WASHINGTON — Health and Human Services Secretary Alex Azar announced a new study that aims to dramatically cut opioid overdose deaths in four states within 3 years.
The HEALing Communities study aims to lower the overdose death rate by 40% within 3 years in select communities in four states: Kentucky, Ohio, New York, and Massachusetts.
The program is part of a broader trans-agency program known as the Helping to End Addiction Long-Term (HEAL) initiative.
Azar spoke Thursday alongside leaders from the NIH and the Substance Abuse and Mental Health Services Administration (SAMHSA), as well as Kentucky Gov. Matt Bevin (R), all of whom stressed the study’s science-based, holistic approach.

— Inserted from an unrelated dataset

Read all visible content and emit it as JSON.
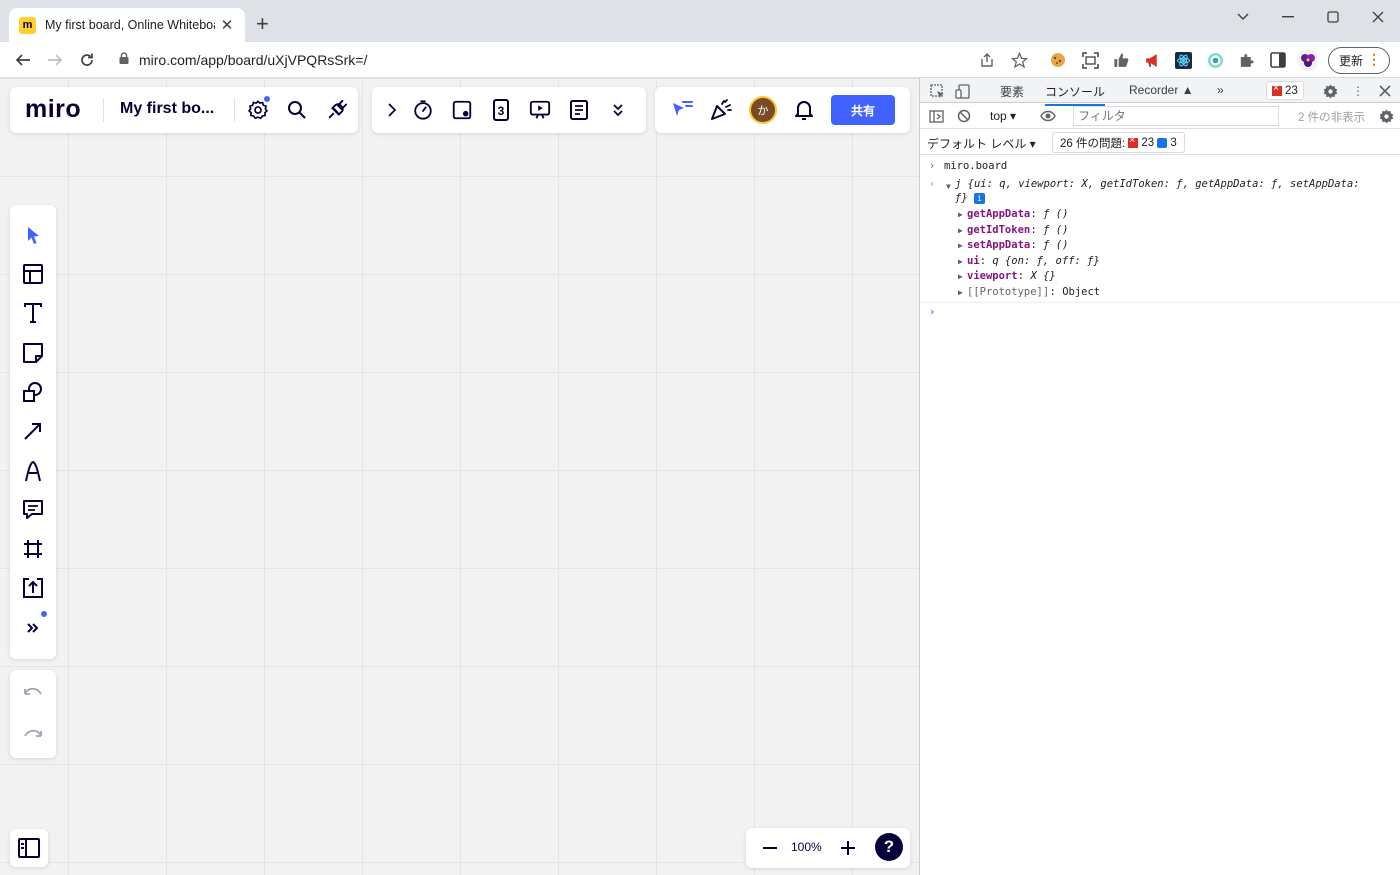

“It takes a whole community to beat this crisis. It takes doctors, nurses, cops, courts, teachers, mayors, employers, parents, coaches, young people, faith leaders. It takes everybody,” Azar said.
HEAL awarded grants to academic institutions in the four states, an NIH press release noted, each of which will partner with at least 15 communities to assess “the impact of integrating evidence-based prevention, treatment and recovery interventions across primary care, behavioral health, justice and other settings in highly affected parts of the country.”
“We’ve been doing it in isolation, but we’ve never done something as ambitious as this” with an integrated effort, said Nora Volkow, MD, director of the National Institute on Drug Abuse (NIDA).
“The communities themselves are going to be the laboratory that is going to allow us to learn how to address the crisis,” she added.
While there’s strong consensus that medication-assisted treatment (MAT) should be the standard of care, it often doesn’t reach the people most in need of evidence-based therapy.
Speaking at the press briefing, Alex Elswick, 28, founder of Voices of Hope in Lexington, Kentucky, and a person in long-term recovery, said he was initially prescribed painkillers following the removal of his wisdom teeth. He then became addicted to opioids, then heroin.
Elswick spent time in jail and on the streets while cycling through periods of recovery and relapse.
“The entire time that I was addicted I never initiated on medication for opioid use disorder, because none of the health professionals I interacted with ever presented it to me as a legitimate option, despite the fact the research tells me that it’s the gold standard for treating my condition.”
Elswick said he sought help for his addiction.
“[E]very time I left the treatment center, they called it a graduation, and they handed me a pamphlet with a list of ’12 step’ meetings … and every time I relapsed and I devastated my family, because there was never a meaningful linkage to long-term recovery support services.”
Elswick said he’s been to more funerals than weddings due to the epidemic and is heading to another funeral — that of a young man from his college who overdosed — on Friday.
“I’m sorry to say that HEAL came too late for him, but HEAL is just in time for the tens of thousands of lives it’s going to save going forward,” he said.
Elements of the study include increasing distribution of naloxone and connecting those within the criminal justice system to treatment for opioid use disorders, noted the NIH press release.
Asked about stigma as a barrier to treatment and the oft-repeated line that MAT is just “replacing one drug with another,” NIH Director Francis Collins, MD, PhD, called them “destructive.”
“If you’re setting up a treatment for opioid addiction, it has to include medication,” Collins told MedPage Today, citing a March report from the National Academies of Sciences, Engineering, and Medicine. “Without medication the failure rates are dramatically high.”
While psychosocial supports are important in combination with medication, Collins added, “what we really need less of, and I know this is hard for people to hear … are 28-day ‘detox’ programs that send people out, after 28 days, without medication treatment and without a plan. That is often the area of greatest risk for somebody to fall back into the same pattern and end up with an overdose and even a death.”
The HEALing Communities study will cost more than $350 million.
The NIH will oversee the research study in combination with SAMHSA, which already funds many of prevention, treatment, and recovery support services that will be involved in the study, and in partnership with state and local government officials, said Adm. Brett Giroir, MD, HHS’s assistant secretary for health and its top opioid policy advisor.
The four academic institutions partnering in the study include the University of Kentucky in Lexington; Boston Medical Center; Columbia University in New York City; and Ohio State University in Columbus.
RTI International, based in North Carolina, will be responsible for coordinating the study as well as managing “data analysis, health economics research, and widespread dissemination of research findings over the course of the study.”
A SAMHSA spokesperson reminded the press and clinicians that digital tools for identifying treatment centers can be found through SAMHSA’s treatment locator.